TASK REQUIREMENTS:
Copy the listing in full and exactly, omitting its images.

EXTRACTED INFORMATION:
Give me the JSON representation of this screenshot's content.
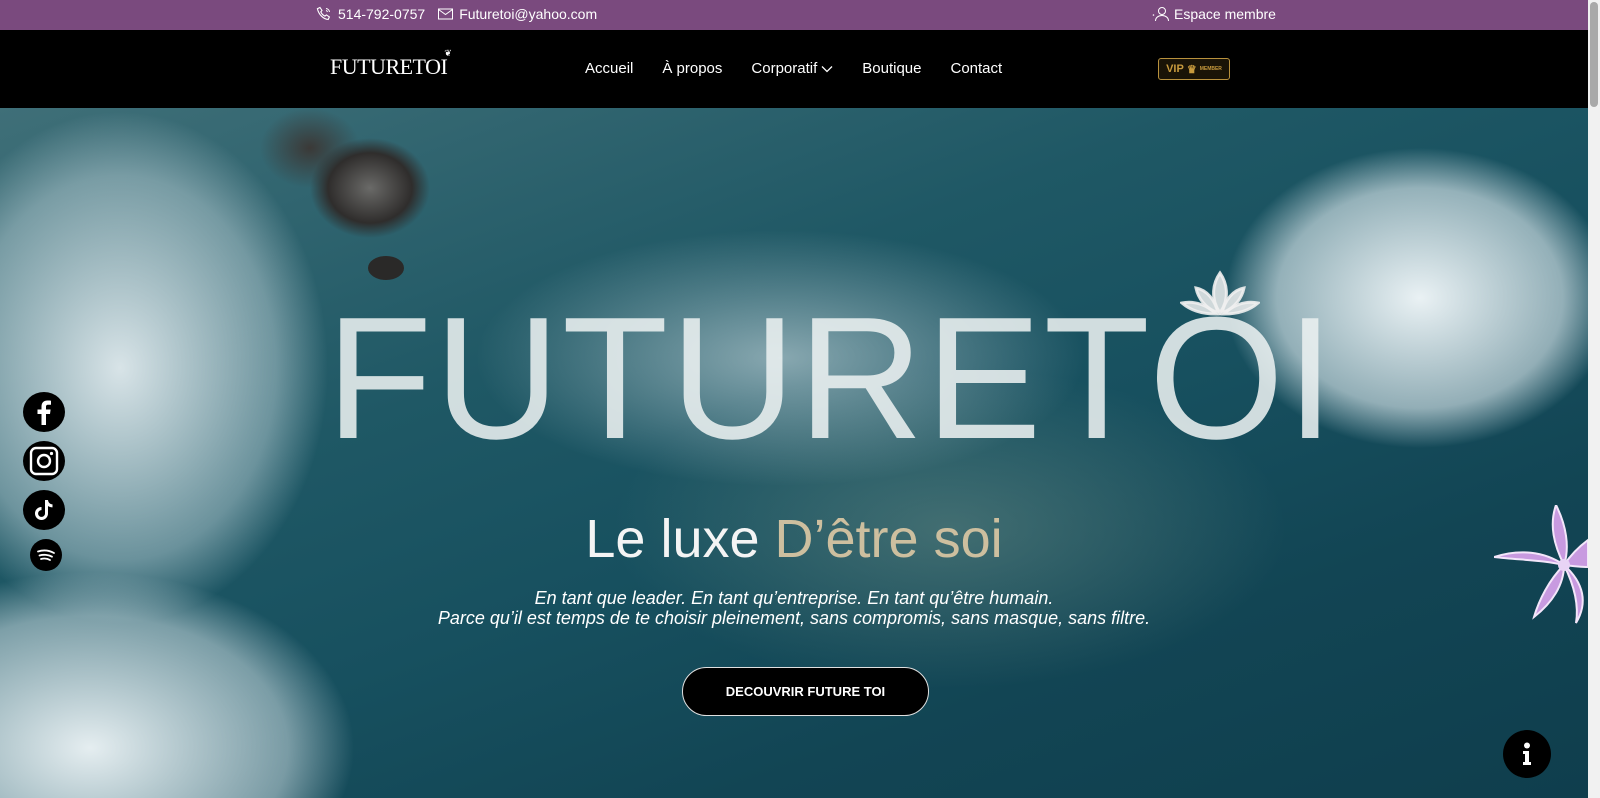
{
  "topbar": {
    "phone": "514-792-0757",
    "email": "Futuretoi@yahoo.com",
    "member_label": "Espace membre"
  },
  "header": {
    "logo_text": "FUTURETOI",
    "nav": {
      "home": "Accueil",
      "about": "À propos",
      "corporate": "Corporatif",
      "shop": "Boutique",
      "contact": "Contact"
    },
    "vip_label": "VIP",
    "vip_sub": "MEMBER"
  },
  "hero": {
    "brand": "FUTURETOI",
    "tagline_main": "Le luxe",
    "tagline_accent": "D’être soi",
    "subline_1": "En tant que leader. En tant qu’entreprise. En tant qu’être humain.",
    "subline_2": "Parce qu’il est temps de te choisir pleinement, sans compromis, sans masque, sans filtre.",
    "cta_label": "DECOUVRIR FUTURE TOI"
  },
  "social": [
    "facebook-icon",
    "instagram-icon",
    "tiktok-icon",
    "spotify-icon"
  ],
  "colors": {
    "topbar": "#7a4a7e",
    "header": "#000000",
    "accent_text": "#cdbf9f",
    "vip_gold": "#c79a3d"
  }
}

OUTPUT OF THE EXERCISE:
Give me the JSON representation of this screenshot's content.
{
  "topbar": {
    "phone": "514-792-0757",
    "email": "Futuretoi@yahoo.com",
    "member_label": "Espace membre"
  },
  "header": {
    "logo_text": "FUTURETOI",
    "nav": {
      "home": "Accueil",
      "about": "À propos",
      "corporate": "Corporatif",
      "shop": "Boutique",
      "contact": "Contact"
    },
    "vip_label": "VIP",
    "vip_sub": "MEMBER"
  },
  "hero": {
    "brand": "FUTURETOI",
    "tagline_main": "Le luxe",
    "tagline_accent": "D’être soi",
    "subline_1": "En tant que leader. En tant qu’entreprise. En tant qu’être humain.",
    "subline_2": "Parce qu’il est temps de te choisir pleinement, sans compromis, sans masque, sans filtre.",
    "cta_label": "DECOUVRIR FUTURE TOI"
  },
  "social": [
    "facebook-icon",
    "instagram-icon",
    "tiktok-icon",
    "spotify-icon"
  ],
  "colors": {
    "topbar": "#7a4a7e",
    "header": "#000000",
    "accent_text": "#cdbf9f",
    "vip_gold": "#c79a3d"
  }
}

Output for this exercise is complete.